On February 2, 2015 ‘Workthoughts’ joined the blogosphere with a question, Why work?
“As children we are open to any work possibility. We haven’t learned the value society places on work and workers. Our exploration of the world of work begins with the folks who keep us safe. We imagine ourselves as those fictional superheroes, donning capes and masks, scaling buildings to save the city or the planet from threat.
Throughout our years of formal education we gain additional information about work and workplace options. By the time we are in high school, our academic performance and test scores have segmented the class into college bound and not.
As we progress through education we acquire the biases of our community and culture, strongly influencing our choice of work.
We begin our careers as interns; apprentices excited about an opportunity to finally realize a long held dream. Along the way we translate that experience into a full time job and begin our careers acquiring skills and learning the culture of the organizations we join.
We become engaged in our communities, raise families and continue our education.
At some point the momentum of our career trajectory outruns our initial dreams and values, and it’s important to ask, why work?”
Other questions emerged over the past three years, but all seemed subsets of the original. This one, posed by writer Meghan Daum, captured the uncertainty of our current workplace moment: “How do we measure fulfillment in work and where do we find it when the traditional channels have given way to a round-the-clock hustle?”
This may be the defining ‘future of work’ career question.
To respond, we need new definitions of success, more inclusive portraits of achievement; focus on the work itself, not the consequences. There are new constructs, locations, timelines and contracts. Relationships and expectations @work are more fluid. Everything is changing.
“We get surprised in real life because we can’t know everything there is to know. For one thing, we’re stuck in our own heads, in a single point of view.” Jincy Willett

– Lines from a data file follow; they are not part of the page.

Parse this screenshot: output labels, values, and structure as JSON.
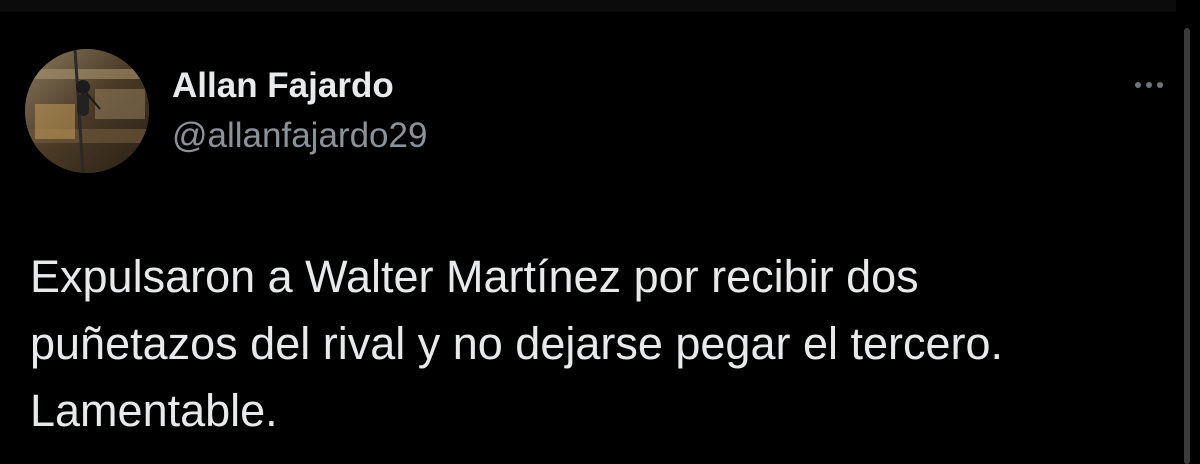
{
  "author": {
    "display_name": "Allan Fajardo",
    "handle": "@allanfajardo29",
    "avatar_icon": "profile-photo"
  },
  "actions": {
    "more_icon": "ellipsis-icon"
  },
  "tweet": {
    "lines": [
      "Expulsaron a Walter Martínez por recibir dos",
      "puñetazos del rival y no dejarse pegar el tercero.",
      "Lamentable."
    ]
  },
  "colors": {
    "background": "#000000",
    "primary_text": "#e7e9ea",
    "secondary_text": "#8b9298"
  }
}
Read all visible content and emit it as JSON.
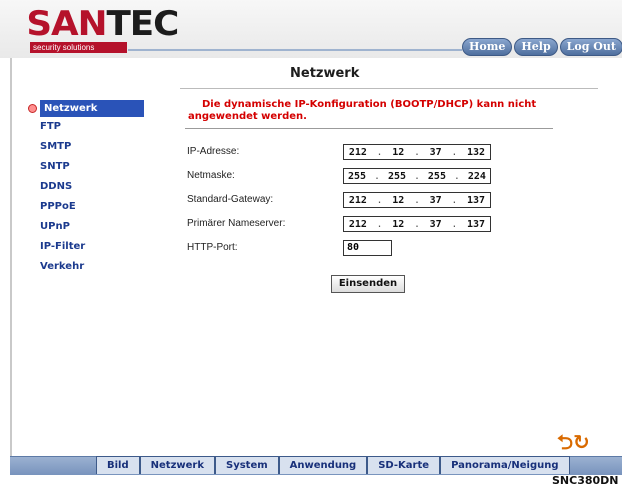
{
  "header": {
    "logo_san": "SAN",
    "logo_tec": "TEC",
    "tagline": "security solutions",
    "nav": [
      "Home",
      "Help",
      "Log Out"
    ]
  },
  "page": {
    "title": "Netzwerk"
  },
  "sidebar": {
    "items": [
      {
        "label": "Netzwerk"
      },
      {
        "label": "FTP"
      },
      {
        "label": "SMTP"
      },
      {
        "label": "SNTP"
      },
      {
        "label": "DDNS"
      },
      {
        "label": "PPPoE"
      },
      {
        "label": "UPnP"
      },
      {
        "label": "IP-Filter"
      },
      {
        "label": "Verkehr"
      }
    ]
  },
  "warning": "Die dynamische IP-Konfiguration (BOOTP/DHCP) kann nicht angewendet werden.",
  "form": {
    "ip_label": "IP-Adresse:",
    "ip": [
      "212",
      "12",
      "37",
      "132"
    ],
    "mask_label": "Netmaske:",
    "mask": [
      "255",
      "255",
      "255",
      "224"
    ],
    "gateway_label": "Standard-Gateway:",
    "gateway": [
      "212",
      "12",
      "37",
      "137"
    ],
    "dns_label": "Primärer Nameserver:",
    "dns": [
      "212",
      "12",
      "37",
      "137"
    ],
    "port_label": "HTTP-Port:",
    "port": "80",
    "submit_label": "Einsenden"
  },
  "tabs": [
    "Bild",
    "Netzwerk",
    "System",
    "Anwendung",
    "SD-Karte",
    "Panorama/Neigung"
  ],
  "model": "SNC380DN"
}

As we begin year four, @workthoughts will continue to share the surprises and examine life@work through the lens of current reporting, research, poetry and ‘The Saturday Read’.